■ **WHAT TO PRODUCE**: Below are the entries; count how many lines contain the word "name" and reply with that number alone.

[Dataset rows describing interfaces]
= Beginning of Section =

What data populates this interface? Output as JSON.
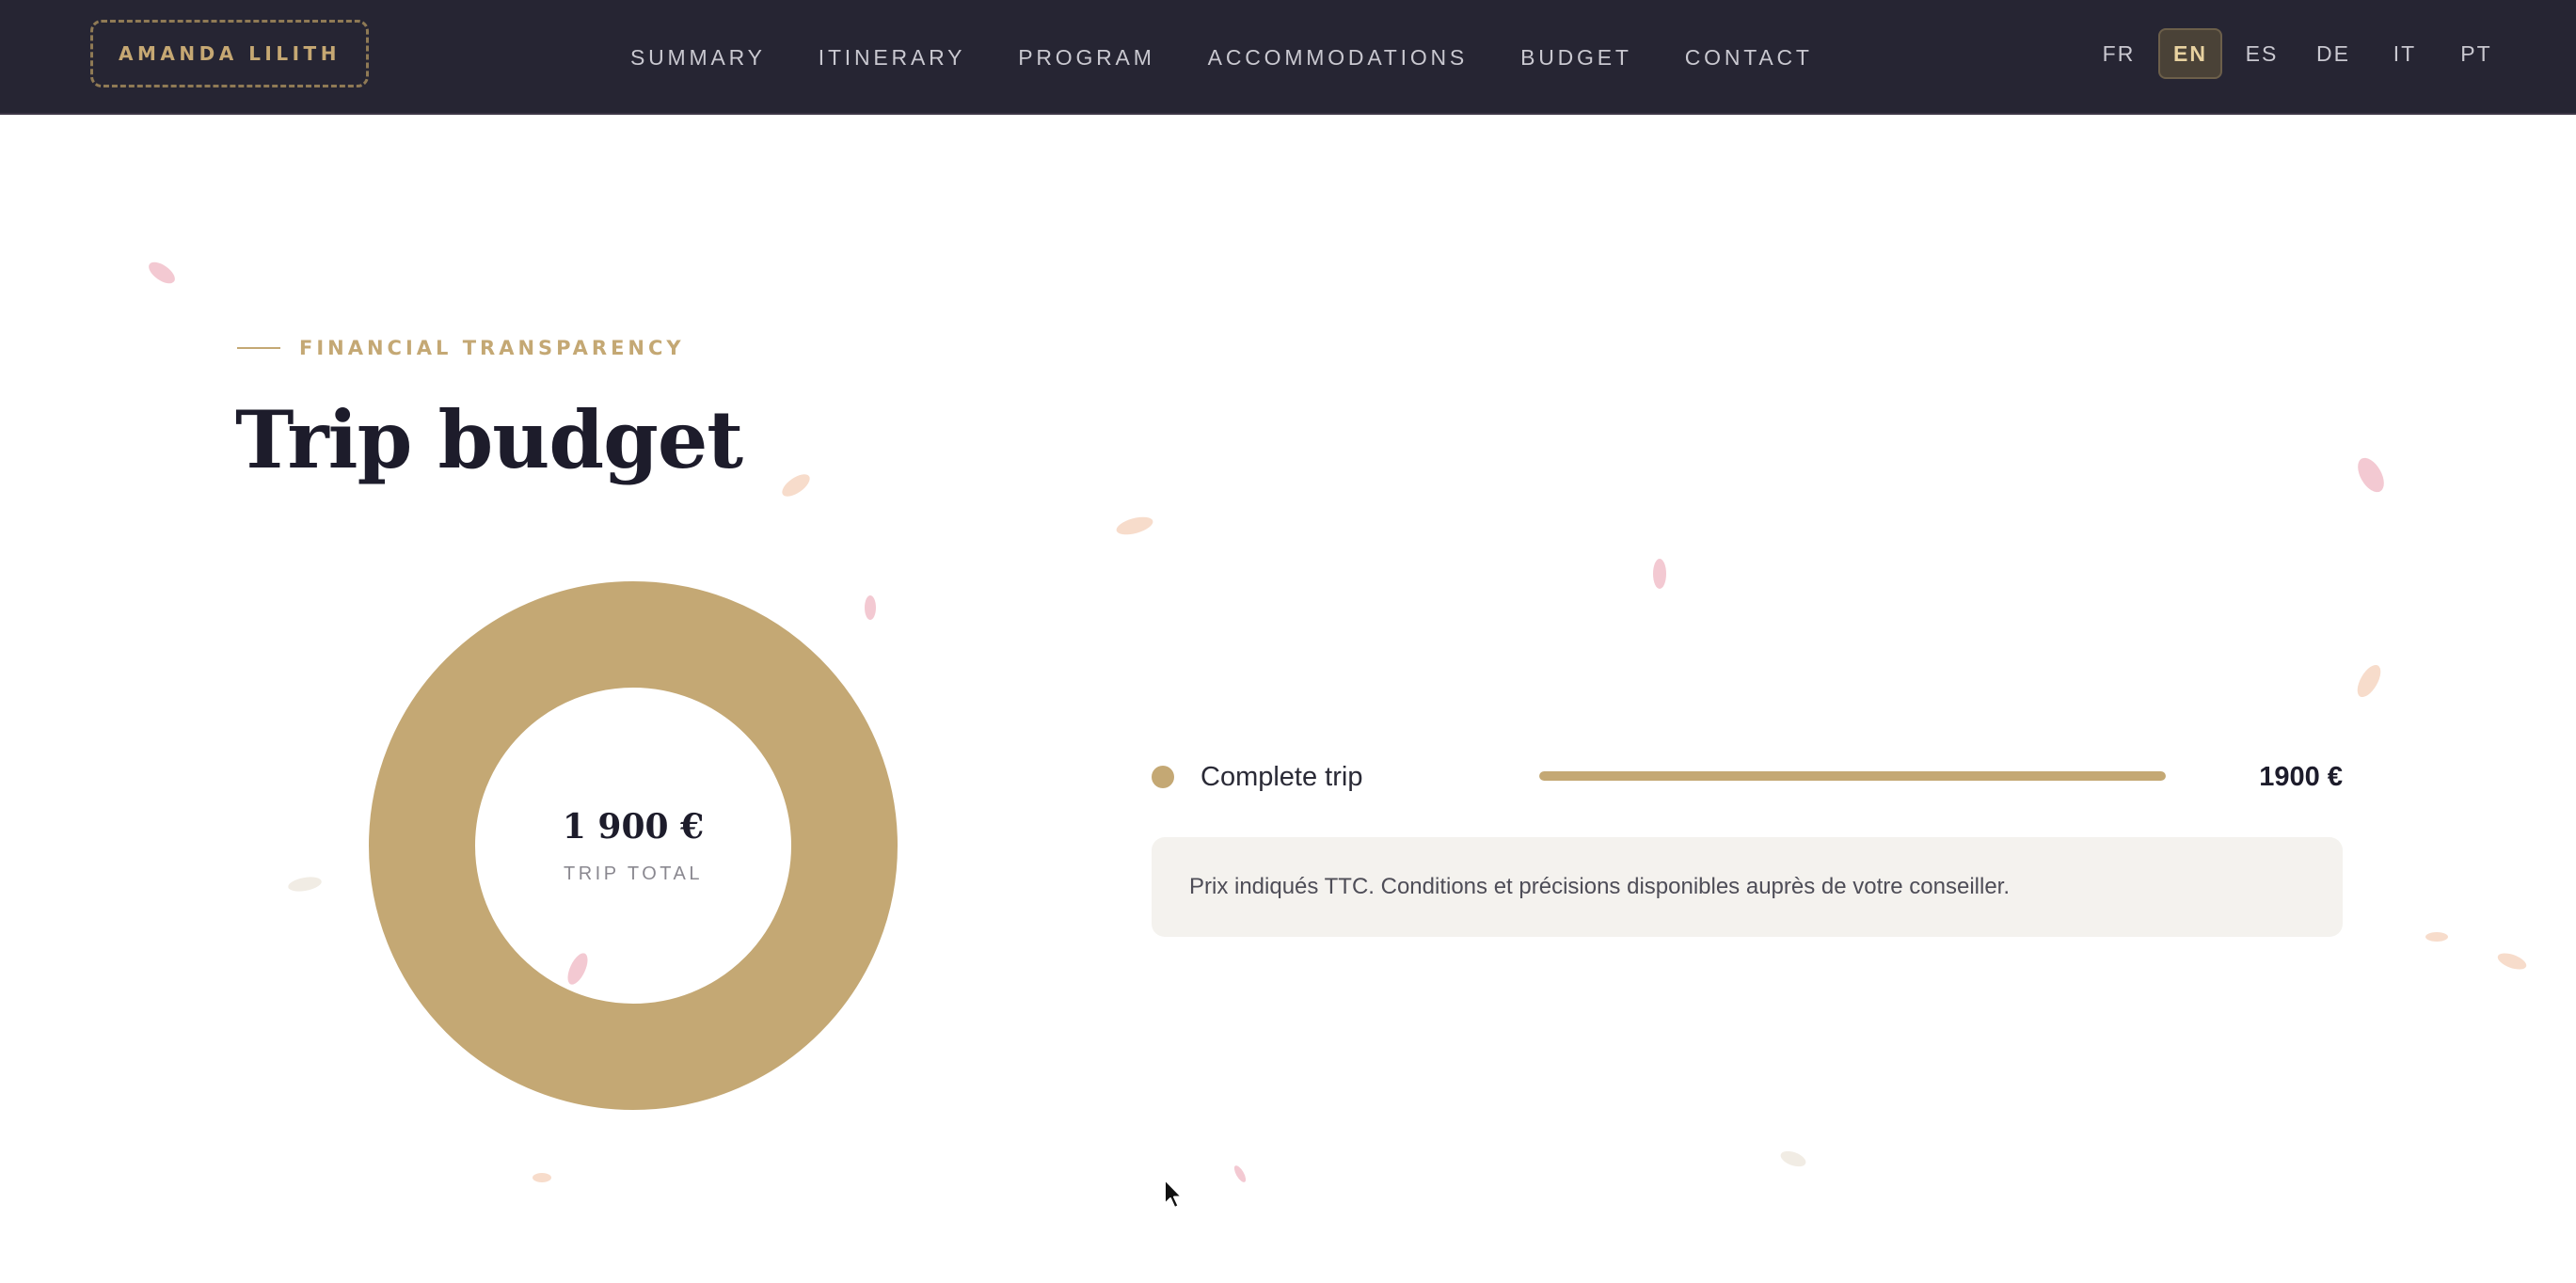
{
  "header": {
    "brand": "AMANDA LILITH",
    "nav": [
      "SUMMARY",
      "ITINERARY",
      "PROGRAM",
      "ACCOMMODATIONS",
      "BUDGET",
      "CONTACT"
    ],
    "languages": [
      "FR",
      "EN",
      "ES",
      "DE",
      "IT",
      "PT"
    ],
    "active_language": "EN"
  },
  "section": {
    "eyebrow": "FINANCIAL TRANSPARENCY",
    "title": "Trip budget"
  },
  "donut": {
    "total_label": "1 900 €",
    "caption": "TRIP TOTAL"
  },
  "breakdown": [
    {
      "label": "Complete trip",
      "amount": "1900 €",
      "share": 1.0
    }
  ],
  "note": "Prix indiqués TTC. Conditions et précisions disponibles auprès de votre conseiller.",
  "colors": {
    "accent": "#c4a874",
    "header_bg": "#262533",
    "title": "#1d1c2b",
    "note_bg": "#f4f2ee",
    "petal_pink": "#f3c9d2",
    "petal_peach": "#f7dccb"
  },
  "chart_data": {
    "type": "pie",
    "categories": [
      "Complete trip"
    ],
    "values": [
      1900
    ],
    "title": ""
  }
}
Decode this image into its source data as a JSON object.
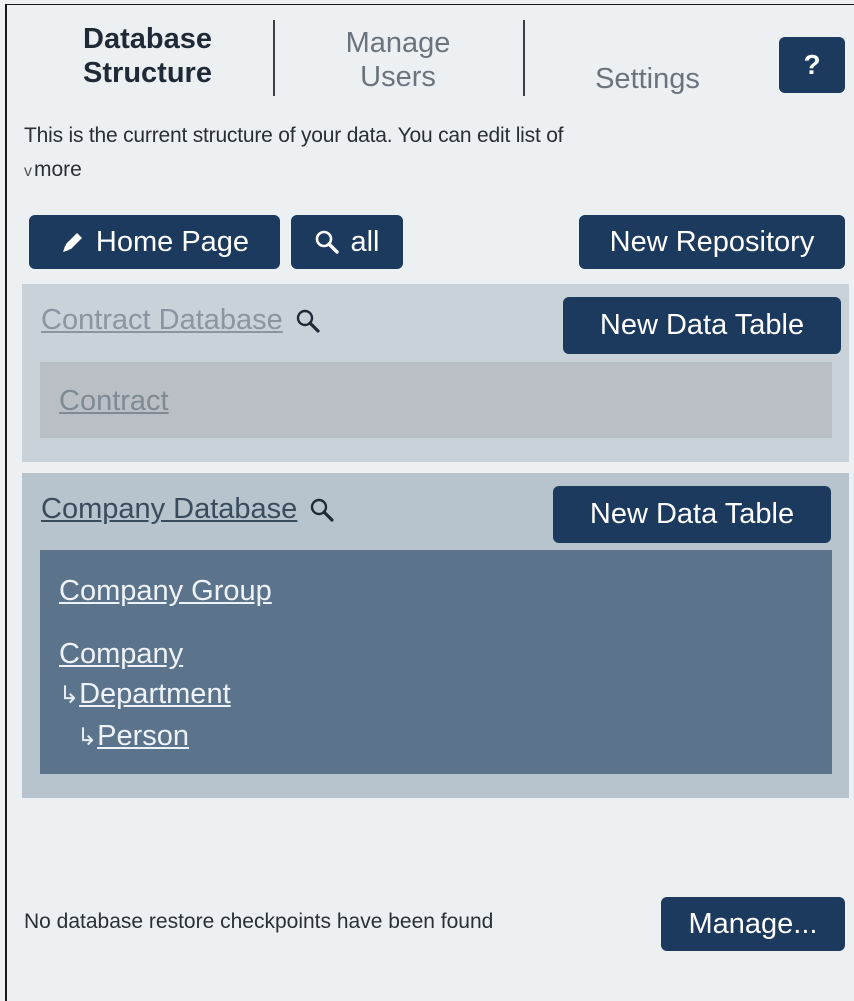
{
  "tabs": [
    {
      "line1": "Database",
      "line2": "Structure"
    },
    {
      "line1": "Manage",
      "line2": "Users"
    },
    {
      "line1": "Settings"
    }
  ],
  "help_label": "?",
  "intro_text": "This is the current structure of your data. You can edit list of",
  "more_chevron": "v",
  "more_label": "more",
  "toolbar": {
    "home_page_label": "Home Page",
    "search_all_label": "all",
    "new_repository_label": "New Repository"
  },
  "databases": [
    {
      "name": "Contract Database",
      "new_table_label": "New Data Table",
      "tables": [
        {
          "label": "Contract",
          "level": 0
        }
      ]
    },
    {
      "name": "Company Database",
      "new_table_label": "New Data Table",
      "tables": [
        {
          "label": "Company Group",
          "level": 0
        },
        {
          "label": "Company",
          "level": 0
        },
        {
          "label": "Department",
          "level": 1
        },
        {
          "label": "Person",
          "level": 2
        }
      ]
    }
  ],
  "tree_arrow": "↳",
  "footer": {
    "status_text": "No database restore checkpoints have been found",
    "manage_label": "Manage..."
  },
  "colors": {
    "button_bg": "#1c3a5e",
    "background": "#edf0f3",
    "active_panel": "#5c748b"
  },
  "icons": [
    "pencil-icon",
    "search-icon"
  ]
}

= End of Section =

■ **WORKED SOLUTION**: 2